EXERCISE DESCRIPTION:
Your answer should be a single number: the count of lines in the material below that hold "data".

PROVIDED INFORMATION:
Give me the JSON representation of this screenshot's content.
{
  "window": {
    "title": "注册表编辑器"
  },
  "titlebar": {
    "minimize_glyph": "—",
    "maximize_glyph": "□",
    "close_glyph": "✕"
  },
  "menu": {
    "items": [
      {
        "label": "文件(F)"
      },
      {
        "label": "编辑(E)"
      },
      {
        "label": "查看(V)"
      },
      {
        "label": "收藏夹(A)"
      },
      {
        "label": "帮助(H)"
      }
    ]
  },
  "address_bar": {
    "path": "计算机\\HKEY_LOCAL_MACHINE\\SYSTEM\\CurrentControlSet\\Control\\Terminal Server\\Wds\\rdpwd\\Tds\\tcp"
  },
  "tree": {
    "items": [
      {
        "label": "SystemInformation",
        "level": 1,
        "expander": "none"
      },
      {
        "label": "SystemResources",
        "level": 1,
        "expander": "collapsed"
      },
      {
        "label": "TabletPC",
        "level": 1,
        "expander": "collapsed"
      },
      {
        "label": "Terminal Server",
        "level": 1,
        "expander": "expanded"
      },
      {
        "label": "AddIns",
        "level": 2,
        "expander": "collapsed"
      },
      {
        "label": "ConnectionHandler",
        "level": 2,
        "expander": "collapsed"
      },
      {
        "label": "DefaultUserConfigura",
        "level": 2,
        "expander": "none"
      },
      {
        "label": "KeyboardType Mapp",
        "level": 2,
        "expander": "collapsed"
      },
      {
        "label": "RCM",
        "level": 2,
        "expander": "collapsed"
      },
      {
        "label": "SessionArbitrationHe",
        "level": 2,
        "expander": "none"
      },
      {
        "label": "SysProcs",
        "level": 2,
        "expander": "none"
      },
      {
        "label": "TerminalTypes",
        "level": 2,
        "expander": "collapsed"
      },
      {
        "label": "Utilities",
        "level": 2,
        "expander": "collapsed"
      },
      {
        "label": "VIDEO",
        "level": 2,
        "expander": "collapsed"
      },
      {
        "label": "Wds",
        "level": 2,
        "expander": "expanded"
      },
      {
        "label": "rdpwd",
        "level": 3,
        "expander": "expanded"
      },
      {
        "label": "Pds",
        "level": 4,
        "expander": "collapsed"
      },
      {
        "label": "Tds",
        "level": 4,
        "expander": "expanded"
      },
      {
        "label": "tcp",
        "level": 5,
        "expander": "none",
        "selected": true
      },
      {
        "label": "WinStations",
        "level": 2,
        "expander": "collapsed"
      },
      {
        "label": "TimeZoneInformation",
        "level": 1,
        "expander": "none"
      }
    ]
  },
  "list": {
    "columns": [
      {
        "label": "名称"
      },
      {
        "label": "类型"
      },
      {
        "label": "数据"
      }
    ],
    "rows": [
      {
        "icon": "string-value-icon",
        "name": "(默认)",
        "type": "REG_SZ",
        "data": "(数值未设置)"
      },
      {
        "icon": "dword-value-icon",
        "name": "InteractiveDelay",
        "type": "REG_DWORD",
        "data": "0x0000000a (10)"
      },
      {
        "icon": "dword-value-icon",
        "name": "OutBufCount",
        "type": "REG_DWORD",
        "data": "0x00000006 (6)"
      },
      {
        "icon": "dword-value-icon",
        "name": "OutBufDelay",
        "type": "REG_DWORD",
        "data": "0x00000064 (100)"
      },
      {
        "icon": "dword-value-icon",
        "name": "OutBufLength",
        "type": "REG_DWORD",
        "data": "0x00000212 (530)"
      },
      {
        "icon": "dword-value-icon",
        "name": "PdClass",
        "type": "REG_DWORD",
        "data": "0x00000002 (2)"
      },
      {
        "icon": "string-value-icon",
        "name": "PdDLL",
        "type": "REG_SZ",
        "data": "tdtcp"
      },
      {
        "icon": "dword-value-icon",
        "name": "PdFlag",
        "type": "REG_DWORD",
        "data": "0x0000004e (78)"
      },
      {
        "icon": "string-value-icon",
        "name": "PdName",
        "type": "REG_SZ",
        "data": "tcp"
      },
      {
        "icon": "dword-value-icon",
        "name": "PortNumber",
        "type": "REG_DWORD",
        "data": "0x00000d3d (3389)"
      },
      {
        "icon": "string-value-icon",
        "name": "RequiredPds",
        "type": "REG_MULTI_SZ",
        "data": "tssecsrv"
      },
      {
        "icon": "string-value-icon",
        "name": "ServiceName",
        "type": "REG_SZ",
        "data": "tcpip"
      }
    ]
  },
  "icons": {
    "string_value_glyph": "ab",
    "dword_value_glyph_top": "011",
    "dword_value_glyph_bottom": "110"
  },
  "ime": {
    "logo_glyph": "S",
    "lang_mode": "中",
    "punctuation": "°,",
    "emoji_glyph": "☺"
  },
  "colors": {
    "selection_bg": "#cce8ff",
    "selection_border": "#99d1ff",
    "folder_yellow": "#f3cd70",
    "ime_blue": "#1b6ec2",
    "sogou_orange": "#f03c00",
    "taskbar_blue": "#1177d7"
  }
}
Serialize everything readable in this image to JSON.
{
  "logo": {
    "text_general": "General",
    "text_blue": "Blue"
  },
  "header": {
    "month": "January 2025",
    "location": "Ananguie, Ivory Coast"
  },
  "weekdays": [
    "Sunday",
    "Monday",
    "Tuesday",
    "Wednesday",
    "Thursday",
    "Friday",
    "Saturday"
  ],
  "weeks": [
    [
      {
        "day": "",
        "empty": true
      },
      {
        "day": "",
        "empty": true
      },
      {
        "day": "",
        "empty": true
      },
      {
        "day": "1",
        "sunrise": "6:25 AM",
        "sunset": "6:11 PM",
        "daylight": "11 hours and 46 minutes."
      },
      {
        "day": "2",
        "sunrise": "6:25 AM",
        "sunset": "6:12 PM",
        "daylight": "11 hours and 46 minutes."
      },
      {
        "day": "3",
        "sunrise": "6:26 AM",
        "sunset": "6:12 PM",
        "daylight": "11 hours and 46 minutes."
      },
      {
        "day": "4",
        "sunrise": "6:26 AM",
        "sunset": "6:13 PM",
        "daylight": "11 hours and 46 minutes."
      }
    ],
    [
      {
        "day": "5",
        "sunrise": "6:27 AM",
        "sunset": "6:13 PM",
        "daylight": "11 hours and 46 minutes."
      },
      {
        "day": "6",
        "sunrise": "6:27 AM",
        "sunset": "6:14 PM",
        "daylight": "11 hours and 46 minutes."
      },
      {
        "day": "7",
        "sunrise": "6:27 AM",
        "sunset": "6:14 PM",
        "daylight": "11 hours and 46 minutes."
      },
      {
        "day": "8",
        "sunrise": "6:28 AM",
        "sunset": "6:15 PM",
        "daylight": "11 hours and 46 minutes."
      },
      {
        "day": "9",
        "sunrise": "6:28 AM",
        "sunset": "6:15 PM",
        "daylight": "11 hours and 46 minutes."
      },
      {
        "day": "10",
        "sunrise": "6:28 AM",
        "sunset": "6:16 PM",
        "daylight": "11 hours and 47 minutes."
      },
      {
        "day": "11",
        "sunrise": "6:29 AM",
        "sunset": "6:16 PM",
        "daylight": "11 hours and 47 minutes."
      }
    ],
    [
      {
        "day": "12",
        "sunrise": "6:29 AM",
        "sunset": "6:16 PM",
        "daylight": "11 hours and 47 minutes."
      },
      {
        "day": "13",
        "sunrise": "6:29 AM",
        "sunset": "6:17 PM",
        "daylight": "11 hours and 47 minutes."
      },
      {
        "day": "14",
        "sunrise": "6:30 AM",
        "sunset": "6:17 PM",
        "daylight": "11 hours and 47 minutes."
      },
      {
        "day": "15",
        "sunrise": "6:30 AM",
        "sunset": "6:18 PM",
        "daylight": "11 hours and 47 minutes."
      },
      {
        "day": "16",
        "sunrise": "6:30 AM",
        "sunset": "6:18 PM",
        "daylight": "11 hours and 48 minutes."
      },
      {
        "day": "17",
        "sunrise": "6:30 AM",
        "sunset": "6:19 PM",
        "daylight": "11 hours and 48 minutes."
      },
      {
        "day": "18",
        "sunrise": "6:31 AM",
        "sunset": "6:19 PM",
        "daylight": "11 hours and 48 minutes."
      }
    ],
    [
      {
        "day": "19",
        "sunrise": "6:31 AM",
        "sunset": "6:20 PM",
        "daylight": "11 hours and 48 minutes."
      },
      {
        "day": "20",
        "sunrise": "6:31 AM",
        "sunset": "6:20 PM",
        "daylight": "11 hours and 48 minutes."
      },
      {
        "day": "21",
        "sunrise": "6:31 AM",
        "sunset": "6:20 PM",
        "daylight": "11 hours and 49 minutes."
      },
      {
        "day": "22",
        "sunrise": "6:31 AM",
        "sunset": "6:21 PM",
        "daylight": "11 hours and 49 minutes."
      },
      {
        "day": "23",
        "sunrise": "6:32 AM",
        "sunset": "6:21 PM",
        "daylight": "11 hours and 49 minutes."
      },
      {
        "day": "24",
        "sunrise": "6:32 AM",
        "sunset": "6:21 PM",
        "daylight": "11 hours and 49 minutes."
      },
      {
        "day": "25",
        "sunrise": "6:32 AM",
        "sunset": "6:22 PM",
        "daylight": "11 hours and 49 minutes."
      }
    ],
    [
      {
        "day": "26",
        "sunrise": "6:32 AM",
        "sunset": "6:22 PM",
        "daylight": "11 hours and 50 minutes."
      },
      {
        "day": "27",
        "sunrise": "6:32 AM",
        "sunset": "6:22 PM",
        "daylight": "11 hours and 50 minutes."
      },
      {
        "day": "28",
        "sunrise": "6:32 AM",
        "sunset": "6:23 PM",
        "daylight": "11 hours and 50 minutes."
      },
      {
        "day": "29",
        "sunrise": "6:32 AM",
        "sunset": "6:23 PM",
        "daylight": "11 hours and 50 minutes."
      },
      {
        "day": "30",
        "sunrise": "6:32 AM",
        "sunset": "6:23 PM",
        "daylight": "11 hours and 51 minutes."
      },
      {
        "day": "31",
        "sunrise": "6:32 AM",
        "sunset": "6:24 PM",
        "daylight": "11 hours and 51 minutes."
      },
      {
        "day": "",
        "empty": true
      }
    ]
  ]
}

ANSWER SPACE:
12